“Come on in and see what’s happening…
Pay the price, get your tickets for the show…”
WARNING: This is a Michael Post.
The place is work and the question is: “Is Karen ok?”
Yes, she is fine – A checklist response.
So that is the illusion: Fine. Ok. Normal. Neutrally pleasing words that translate into a qualified statement people don’t want to face. Hell, most days I don’t want to face, and I’m just the bystander on the sideline of her life. So, for a multiple cancer patient with continuing symptoms of graft versus host disease, she is fine because she is alive! What is cured? No relapse in five years – no treatment side effect(s) that are as life threatening as the disease – heck, no pressure there for the day to day living. No worries or fears that the morning sniffle or cramp in the night is a sign that “it” may be back. Is this crippling? – no, Karen ‘deals’ with it, finds the joys and finds the hope to keep going. However, life is certainly not fair.

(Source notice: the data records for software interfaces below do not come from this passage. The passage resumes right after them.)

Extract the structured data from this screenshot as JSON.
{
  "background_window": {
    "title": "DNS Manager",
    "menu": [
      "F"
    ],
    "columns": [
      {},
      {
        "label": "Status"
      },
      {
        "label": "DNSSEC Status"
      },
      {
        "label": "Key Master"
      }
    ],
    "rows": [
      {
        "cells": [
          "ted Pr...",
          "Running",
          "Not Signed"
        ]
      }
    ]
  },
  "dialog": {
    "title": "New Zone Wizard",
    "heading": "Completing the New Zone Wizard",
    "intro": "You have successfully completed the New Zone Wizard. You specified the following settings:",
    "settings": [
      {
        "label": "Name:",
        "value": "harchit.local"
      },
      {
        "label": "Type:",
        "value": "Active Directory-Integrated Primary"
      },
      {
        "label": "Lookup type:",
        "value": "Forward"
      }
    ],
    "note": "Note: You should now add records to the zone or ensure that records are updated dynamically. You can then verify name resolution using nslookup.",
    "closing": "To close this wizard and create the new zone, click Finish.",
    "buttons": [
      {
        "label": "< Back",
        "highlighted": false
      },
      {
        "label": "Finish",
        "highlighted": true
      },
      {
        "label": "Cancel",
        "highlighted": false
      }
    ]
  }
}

The stage is set. In the continuing evolution of Karen’s treatment; I’m often rudely awakened by how much is really a guess – yes, brilliant and well educated, well meaning – never the less still a guess – true; based on years of experience, but like all good human experience biased by a particular view or perspective. I see cancer as the most individualist disease; the body goes astray at the genetics level, and just because last 1,000 patients may have “responded” well to a treatment or drug – there are no guarantees. The person is sliced in functions of experience – blood, skin, eyes, organs (definitely differentiate there), bones, etc. – lots of specialized areas. But I don’t think quality of life is a deterministic equation of human subsystems. This is my obtuse statement that it is often hard to get the doctor to truly look at Karen as a whole person.
The price – in emotions? Priceless! (Note: sarcasm) In hard currency? Frighteningly debilitating – we are extremely lucky, that through current work and military retirement we are doubly insured. I’m not advocating “national health insurance” – what I’m trying to do here is raise a little awareness. The singular, limited but major event in Karen’s treatment – the BMT, cost more than $500K. Put your own insurance deductible against that and realized that it was a very short term event in years of continuous treatment. What do people do without insurance? No golden future there.
“…Hello darkness, my old friend,
I’ve come to talk with you again,
Because a vision softly creeping,
Left its seeds while I was sleeping,
And the vision that was planted in my brain
Within the sound of silence….”
Yes – it is only a two song post. The information age provides the opportunity to share experiences both light and dark. Hopefully, Karen’s journey as reflected in this blog will help others in some little way with living their life. Technology is not inherently good or bad; however, the silence of a blog or website of a fellow traveler can bring on the greatest of fears. Sometimes that fear is realized, at other times it is a sign that someone is approaching “true” normal for awhile.
1, 000 days slip by….. Karen is “fine”. Thank you for asking.